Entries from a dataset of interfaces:
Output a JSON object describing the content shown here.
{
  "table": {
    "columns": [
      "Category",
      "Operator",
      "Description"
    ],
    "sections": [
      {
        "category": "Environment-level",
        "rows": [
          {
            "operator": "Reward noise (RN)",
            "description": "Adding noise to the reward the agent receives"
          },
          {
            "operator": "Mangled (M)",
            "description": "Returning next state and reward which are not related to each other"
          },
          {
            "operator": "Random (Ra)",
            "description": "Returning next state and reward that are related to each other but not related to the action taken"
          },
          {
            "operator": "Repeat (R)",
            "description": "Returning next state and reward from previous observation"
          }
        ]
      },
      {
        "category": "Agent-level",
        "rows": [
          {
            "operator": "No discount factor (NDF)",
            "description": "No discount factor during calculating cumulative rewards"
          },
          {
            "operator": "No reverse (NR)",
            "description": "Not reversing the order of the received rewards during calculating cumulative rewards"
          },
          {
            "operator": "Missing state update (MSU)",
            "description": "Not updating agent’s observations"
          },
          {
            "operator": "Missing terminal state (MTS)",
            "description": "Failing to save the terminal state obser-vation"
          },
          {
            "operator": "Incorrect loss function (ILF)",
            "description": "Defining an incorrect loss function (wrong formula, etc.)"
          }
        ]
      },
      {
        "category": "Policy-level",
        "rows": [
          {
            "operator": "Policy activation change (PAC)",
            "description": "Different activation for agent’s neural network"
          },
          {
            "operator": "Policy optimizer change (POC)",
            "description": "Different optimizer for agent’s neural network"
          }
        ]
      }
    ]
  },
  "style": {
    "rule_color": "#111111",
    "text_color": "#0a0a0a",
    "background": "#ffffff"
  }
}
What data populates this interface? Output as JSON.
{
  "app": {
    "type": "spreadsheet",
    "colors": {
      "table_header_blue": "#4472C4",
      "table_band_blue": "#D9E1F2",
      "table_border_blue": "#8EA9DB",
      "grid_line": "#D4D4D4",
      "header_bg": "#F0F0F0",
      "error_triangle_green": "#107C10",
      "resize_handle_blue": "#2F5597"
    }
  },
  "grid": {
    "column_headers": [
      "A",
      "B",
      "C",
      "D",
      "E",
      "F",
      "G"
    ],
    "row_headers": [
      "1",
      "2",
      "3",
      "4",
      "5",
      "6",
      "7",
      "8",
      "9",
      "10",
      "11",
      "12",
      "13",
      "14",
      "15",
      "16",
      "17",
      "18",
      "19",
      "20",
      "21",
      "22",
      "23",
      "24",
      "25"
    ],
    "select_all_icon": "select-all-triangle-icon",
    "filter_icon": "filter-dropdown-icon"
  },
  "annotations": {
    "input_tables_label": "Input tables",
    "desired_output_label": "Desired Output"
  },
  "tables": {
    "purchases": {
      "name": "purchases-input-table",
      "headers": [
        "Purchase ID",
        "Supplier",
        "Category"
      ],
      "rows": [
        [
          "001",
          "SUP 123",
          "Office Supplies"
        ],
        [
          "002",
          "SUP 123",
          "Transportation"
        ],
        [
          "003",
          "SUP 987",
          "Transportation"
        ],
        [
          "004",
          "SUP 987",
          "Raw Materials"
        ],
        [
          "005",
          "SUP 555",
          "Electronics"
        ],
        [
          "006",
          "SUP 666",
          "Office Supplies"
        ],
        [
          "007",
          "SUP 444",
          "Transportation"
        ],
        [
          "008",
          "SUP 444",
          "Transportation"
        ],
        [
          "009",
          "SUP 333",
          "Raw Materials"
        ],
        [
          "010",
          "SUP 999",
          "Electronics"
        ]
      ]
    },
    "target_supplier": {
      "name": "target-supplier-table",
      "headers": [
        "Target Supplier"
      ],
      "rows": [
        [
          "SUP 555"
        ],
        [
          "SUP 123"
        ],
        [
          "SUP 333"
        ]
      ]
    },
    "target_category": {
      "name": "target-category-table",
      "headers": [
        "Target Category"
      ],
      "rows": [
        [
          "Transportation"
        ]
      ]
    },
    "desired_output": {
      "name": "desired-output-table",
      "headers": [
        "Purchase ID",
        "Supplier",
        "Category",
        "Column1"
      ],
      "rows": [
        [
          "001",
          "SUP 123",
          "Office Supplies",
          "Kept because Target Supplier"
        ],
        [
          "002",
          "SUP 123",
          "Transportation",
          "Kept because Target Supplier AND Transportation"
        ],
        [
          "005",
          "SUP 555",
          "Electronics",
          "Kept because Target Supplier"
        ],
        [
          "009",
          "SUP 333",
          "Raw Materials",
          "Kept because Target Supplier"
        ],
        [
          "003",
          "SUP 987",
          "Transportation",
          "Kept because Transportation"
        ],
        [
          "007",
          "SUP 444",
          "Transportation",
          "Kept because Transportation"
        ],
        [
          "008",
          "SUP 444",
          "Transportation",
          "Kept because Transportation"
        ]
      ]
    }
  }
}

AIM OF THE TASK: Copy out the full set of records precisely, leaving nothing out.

FINISHED EXERCISE:
Output a JSON object describing the content shown here.
{
  "table": {
    "columns": [
      "Category",
      "Operator",
      "Description"
    ],
    "sections": [
      {
        "category": "Environment-level",
        "rows": [
          {
            "operator": "Reward noise (RN)",
            "description": "Adding noise to the reward the agent receives"
          },
          {
            "operator": "Mangled (M)",
            "description": "Returning next state and reward which are not related to each other"
          },
          {
            "operator": "Random (Ra)",
            "description": "Returning next state and reward that are related to each other but not related to the action taken"
          },
          {
            "operator": "Repeat (R)",
            "description": "Returning next state and reward from previous observation"
          }
        ]
      },
      {
        "category": "Agent-level",
        "rows": [
          {
            "operator": "No discount factor (NDF)",
            "description": "No discount factor during calculating cumulative rewards"
          },
          {
            "operator": "No reverse (NR)",
            "description": "Not reversing the order of the received rewards during calculating cumulative rewards"
          },
          {
            "operator": "Missing state update (MSU)",
            "description": "Not updating agent’s observations"
          },
          {
            "operator": "Missing terminal state (MTS)",
            "description": "Failing to save the terminal state obser-vation"
          },
          {
            "operator": "Incorrect loss function (ILF)",
            "description": "Defining an incorrect loss function (wrong formula, etc.)"
          }
        ]
      },
      {
        "category": "Policy-level",
        "rows": [
          {
            "operator": "Policy activation change (PAC)",
            "description": "Different activation for agent’s neural network"
          },
          {
            "operator": "Policy optimizer change (POC)",
            "description": "Different optimizer for agent’s neural network"
          }
        ]
      }
    ]
  },
  "style": {
    "rule_color": "#111111",
    "text_color": "#0a0a0a",
    "background": "#ffffff"
  }
}
What data populates this interface? Output as JSON.
{
  "app": {
    "type": "spreadsheet",
    "colors": {
      "table_header_blue": "#4472C4",
      "table_band_blue": "#D9E1F2",
      "table_border_blue": "#8EA9DB",
      "grid_line": "#D4D4D4",
      "header_bg": "#F0F0F0",
      "error_triangle_green": "#107C10",
      "resize_handle_blue": "#2F5597"
    }
  },
  "grid": {
    "column_headers": [
      "A",
      "B",
      "C",
      "D",
      "E",
      "F",
      "G"
    ],
    "row_headers": [
      "1",
      "2",
      "3",
      "4",
      "5",
      "6",
      "7",
      "8",
      "9",
      "10",
      "11",
      "12",
      "13",
      "14",
      "15",
      "16",
      "17",
      "18",
      "19",
      "20",
      "21",
      "22",
      "23",
      "24",
      "25"
    ],
    "select_all_icon": "select-all-triangle-icon",
    "filter_icon": "filter-dropdown-icon"
  },
  "annotations": {
    "input_tables_label": "Input tables",
    "desired_output_label": "Desired Output"
  },
  "tables": {
    "purchases": {
      "name": "purchases-input-table",
      "headers": [
        "Purchase ID",
        "Supplier",
        "Category"
      ],
      "rows": [
        [
          "001",
          "SUP 123",
          "Office Supplies"
        ],
        [
          "002",
          "SUP 123",
          "Transportation"
        ],
        [
          "003",
          "SUP 987",
          "Transportation"
        ],
        [
          "004",
          "SUP 987",
          "Raw Materials"
        ],
        [
          "005",
          "SUP 555",
          "Electronics"
        ],
        [
          "006",
          "SUP 666",
          "Office Supplies"
        ],
        [
          "007",
          "SUP 444",
          "Transportation"
        ],
        [
          "008",
          "SUP 444",
          "Transportation"
        ],
        [
          "009",
          "SUP 333",
          "Raw Materials"
        ],
        [
          "010",
          "SUP 999",
          "Electronics"
        ]
      ]
    },
    "target_supplier": {
      "name": "target-supplier-table",
      "headers": [
        "Target Supplier"
      ],
      "rows": [
        [
          "SUP 555"
        ],
        [
          "SUP 123"
        ],
        [
          "SUP 333"
        ]
      ]
    },
    "target_category": {
      "name": "target-category-table",
      "headers": [
        "Target Category"
      ],
      "rows": [
        [
          "Transportation"
        ]
      ]
    },
    "desired_output": {
      "name": "desired-output-table",
      "headers": [
        "Purchase ID",
        "Supplier",
        "Category",
        "Column1"
      ],
      "rows": [
        [
          "001",
          "SUP 123",
          "Office Supplies",
          "Kept because Target Supplier"
        ],
        [
          "002",
          "SUP 123",
          "Transportation",
          "Kept because Target Supplier AND Transportation"
        ],
        [
          "005",
          "SUP 555",
          "Electronics",
          "Kept because Target Supplier"
        ],
        [
          "009",
          "SUP 333",
          "Raw Materials",
          "Kept because Target Supplier"
        ],
        [
          "003",
          "SUP 987",
          "Transportation",
          "Kept because Transportation"
        ],
        [
          "007",
          "SUP 444",
          "Transportation",
          "Kept because Transportation"
        ],
        [
          "008",
          "SUP 444",
          "Transportation",
          "Kept because Transportation"
        ]
      ]
    }
  }
}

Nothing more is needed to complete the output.